**Work instruction**:
Print the listing exactly.

**Entries supplied**:
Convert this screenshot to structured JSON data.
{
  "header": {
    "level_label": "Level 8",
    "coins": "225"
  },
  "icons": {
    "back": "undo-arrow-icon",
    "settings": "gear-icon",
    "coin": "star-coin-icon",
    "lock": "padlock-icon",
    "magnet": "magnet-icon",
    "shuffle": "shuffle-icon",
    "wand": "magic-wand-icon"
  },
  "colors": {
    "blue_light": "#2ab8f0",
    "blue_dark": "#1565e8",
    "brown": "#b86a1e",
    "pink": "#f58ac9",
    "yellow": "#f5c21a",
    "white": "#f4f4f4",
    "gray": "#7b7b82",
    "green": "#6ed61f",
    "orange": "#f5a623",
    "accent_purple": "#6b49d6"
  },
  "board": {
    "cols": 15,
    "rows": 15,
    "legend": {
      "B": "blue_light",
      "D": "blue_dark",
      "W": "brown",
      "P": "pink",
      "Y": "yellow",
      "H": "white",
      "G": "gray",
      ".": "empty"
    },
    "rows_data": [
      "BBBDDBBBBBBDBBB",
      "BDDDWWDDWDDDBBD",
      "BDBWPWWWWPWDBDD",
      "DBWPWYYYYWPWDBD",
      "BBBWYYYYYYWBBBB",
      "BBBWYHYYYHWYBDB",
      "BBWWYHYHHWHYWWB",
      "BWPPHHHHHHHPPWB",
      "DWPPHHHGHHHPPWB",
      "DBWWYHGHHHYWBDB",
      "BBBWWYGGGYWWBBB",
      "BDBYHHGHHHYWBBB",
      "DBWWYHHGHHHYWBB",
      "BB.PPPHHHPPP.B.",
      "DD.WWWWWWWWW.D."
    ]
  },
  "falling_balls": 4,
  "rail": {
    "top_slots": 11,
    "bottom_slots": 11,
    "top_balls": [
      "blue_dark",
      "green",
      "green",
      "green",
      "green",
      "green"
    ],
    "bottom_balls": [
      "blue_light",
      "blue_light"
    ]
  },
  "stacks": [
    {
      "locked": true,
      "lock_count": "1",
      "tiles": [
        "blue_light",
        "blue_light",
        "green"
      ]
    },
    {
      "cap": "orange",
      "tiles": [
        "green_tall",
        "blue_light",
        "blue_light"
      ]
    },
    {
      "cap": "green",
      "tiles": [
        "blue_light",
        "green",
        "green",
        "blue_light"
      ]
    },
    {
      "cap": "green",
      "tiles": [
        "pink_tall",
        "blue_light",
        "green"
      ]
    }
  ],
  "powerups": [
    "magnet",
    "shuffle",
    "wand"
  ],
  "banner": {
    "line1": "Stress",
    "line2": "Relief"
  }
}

**Completed task**:
Convert this screenshot to structured JSON data.
{
  "header": {
    "level_label": "Level 8",
    "coins": "225"
  },
  "icons": {
    "back": "undo-arrow-icon",
    "settings": "gear-icon",
    "coin": "star-coin-icon",
    "lock": "padlock-icon",
    "magnet": "magnet-icon",
    "shuffle": "shuffle-icon",
    "wand": "magic-wand-icon"
  },
  "colors": {
    "blue_light": "#2ab8f0",
    "blue_dark": "#1565e8",
    "brown": "#b86a1e",
    "pink": "#f58ac9",
    "yellow": "#f5c21a",
    "white": "#f4f4f4",
    "gray": "#7b7b82",
    "green": "#6ed61f",
    "orange": "#f5a623",
    "accent_purple": "#6b49d6"
  },
  "board": {
    "cols": 15,
    "rows": 15,
    "legend": {
      "B": "blue_light",
      "D": "blue_dark",
      "W": "brown",
      "P": "pink",
      "Y": "yellow",
      "H": "white",
      "G": "gray",
      ".": "empty"
    },
    "rows_data": [
      "BBBDDBBBBBBDBBB",
      "BDDDWWDDWDDDBBD",
      "BDBWPWWWWPWDBDD",
      "DBWPWYYYYWPWDBD",
      "BBBWYYYYYYWBBBB",
      "BBBWYHYYYHWYBDB",
      "BBWWYHYHHWHYWWB",
      "BWPPHHHHHHHPPWB",
      "DWPPHHHGHHHPPWB",
      "DBWWYHGHHHYWBDB",
      "BBBWWYGGGYWWBBB",
      "BDBYHHGHHHYWBBB",
      "DBWWYHHGHHHYWBB",
      "BB.PPPHHHPPP.B.",
      "DD.WWWWWWWWW.D."
    ]
  },
  "falling_balls": 4,
  "rail": {
    "top_slots": 11,
    "bottom_slots": 11,
    "top_balls": [
      "blue_dark",
      "green",
      "green",
      "green",
      "green",
      "green"
    ],
    "bottom_balls": [
      "blue_light",
      "blue_light"
    ]
  },
  "stacks": [
    {
      "locked": true,
      "lock_count": "1",
      "tiles": [
        "blue_light",
        "blue_light",
        "green"
      ]
    },
    {
      "cap": "orange",
      "tiles": [
        "green_tall",
        "blue_light",
        "blue_light"
      ]
    },
    {
      "cap": "green",
      "tiles": [
        "blue_light",
        "green",
        "green",
        "blue_light"
      ]
    },
    {
      "cap": "green",
      "tiles": [
        "pink_tall",
        "blue_light",
        "green"
      ]
    }
  ],
  "powerups": [
    "magnet",
    "shuffle",
    "wand"
  ],
  "banner": {
    "line1": "Stress",
    "line2": "Relief"
  }
}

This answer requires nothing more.